▶ **Raw data**
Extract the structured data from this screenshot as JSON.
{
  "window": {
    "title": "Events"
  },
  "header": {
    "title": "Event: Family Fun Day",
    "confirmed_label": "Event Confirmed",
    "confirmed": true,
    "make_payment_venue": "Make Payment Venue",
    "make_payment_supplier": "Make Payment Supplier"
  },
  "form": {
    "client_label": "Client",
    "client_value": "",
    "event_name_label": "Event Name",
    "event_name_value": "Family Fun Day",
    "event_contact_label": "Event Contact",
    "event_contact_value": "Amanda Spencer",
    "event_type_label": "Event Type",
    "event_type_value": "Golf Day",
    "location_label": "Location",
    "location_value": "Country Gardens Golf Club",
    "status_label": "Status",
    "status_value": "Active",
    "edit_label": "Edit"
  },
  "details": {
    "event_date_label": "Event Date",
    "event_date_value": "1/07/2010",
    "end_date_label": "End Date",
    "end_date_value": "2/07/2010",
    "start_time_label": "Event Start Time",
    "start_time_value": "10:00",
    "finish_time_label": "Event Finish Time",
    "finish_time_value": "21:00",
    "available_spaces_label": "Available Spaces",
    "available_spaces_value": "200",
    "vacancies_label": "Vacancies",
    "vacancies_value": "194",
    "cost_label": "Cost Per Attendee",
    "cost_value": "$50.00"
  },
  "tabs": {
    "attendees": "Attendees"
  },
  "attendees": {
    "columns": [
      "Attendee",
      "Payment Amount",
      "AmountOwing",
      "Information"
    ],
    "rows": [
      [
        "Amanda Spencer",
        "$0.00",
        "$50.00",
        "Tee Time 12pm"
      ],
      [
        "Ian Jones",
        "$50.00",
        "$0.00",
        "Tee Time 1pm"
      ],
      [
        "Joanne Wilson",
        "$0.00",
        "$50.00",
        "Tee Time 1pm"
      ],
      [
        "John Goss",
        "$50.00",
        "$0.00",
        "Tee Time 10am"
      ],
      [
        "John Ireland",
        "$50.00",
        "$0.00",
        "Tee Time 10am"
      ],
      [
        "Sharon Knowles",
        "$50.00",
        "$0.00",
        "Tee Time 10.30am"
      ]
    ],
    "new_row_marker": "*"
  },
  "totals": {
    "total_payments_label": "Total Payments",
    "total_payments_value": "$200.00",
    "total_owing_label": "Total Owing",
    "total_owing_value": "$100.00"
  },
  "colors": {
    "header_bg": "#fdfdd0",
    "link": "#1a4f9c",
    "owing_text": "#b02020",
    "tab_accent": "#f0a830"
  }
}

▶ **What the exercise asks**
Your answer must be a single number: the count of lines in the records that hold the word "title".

▶ **Final answer**
2